This week the Arkansas Supreme Court ruled against LGBTQ nondiscrimination protections in Fayetteville, an outlier ruling from a long line of court decisions in favor of LGBTQ-inclusive nondiscrimination protections.
The Arkansas Supreme Court found unanimously that the city of Fayetteville, AR could not enforce its 2015 nondiscrimination ordinance while a legal challenge to the constitutionality of the ordinance proceeded. In 2017 the Arkansas Supreme Court also ruled against the ordinance, which voters in Fayetteville supported by popular vote at the ballot in 2015.
The case stems from a 2015 law passed in Arkansas and signed by Republican Governor Asa Hutchinson. The 2015 law, SB 202, preempts cities and towns from passing nondiscrimination policies that are more expansive than the state-level nondiscrimination law. Since Arkansas’ state law excludes any mention of discrimination based on sexual orientation and gender identity, cities and towns are essentially barred from taking a stand against anti-LGBTQ discrimination at home.

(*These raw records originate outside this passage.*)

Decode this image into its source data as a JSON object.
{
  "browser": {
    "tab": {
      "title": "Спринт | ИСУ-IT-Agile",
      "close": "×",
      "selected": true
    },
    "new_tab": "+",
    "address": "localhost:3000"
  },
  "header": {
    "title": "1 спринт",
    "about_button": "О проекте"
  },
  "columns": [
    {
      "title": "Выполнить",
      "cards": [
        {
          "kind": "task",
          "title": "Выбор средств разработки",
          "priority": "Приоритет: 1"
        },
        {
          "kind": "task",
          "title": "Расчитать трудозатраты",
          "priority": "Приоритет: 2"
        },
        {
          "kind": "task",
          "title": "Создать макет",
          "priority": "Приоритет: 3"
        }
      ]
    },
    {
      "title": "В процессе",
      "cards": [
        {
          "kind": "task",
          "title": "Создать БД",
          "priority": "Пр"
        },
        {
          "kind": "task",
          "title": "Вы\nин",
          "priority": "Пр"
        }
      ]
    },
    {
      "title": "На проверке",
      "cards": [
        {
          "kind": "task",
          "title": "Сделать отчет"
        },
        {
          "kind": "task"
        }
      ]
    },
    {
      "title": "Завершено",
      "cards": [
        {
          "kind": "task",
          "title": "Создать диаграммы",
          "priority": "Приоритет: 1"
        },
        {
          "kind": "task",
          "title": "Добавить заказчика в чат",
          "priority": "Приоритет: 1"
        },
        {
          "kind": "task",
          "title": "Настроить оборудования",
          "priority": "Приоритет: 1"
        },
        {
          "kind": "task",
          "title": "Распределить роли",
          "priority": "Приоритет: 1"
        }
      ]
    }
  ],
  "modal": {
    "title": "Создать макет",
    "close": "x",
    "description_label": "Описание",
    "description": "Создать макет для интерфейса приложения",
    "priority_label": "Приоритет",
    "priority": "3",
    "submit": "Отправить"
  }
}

No one should face discrimination because of who they are, and cities and towns should be able to protect their residents from discrimination targeting LGBTQ people and others. Arkansas’ SB 202 – as well as similarly restrictive laws preempting nondiscrimination ordinances in North Carolina and Tennessee – should be struck down so that municipalities can do the right thing to protect LGBTQ people.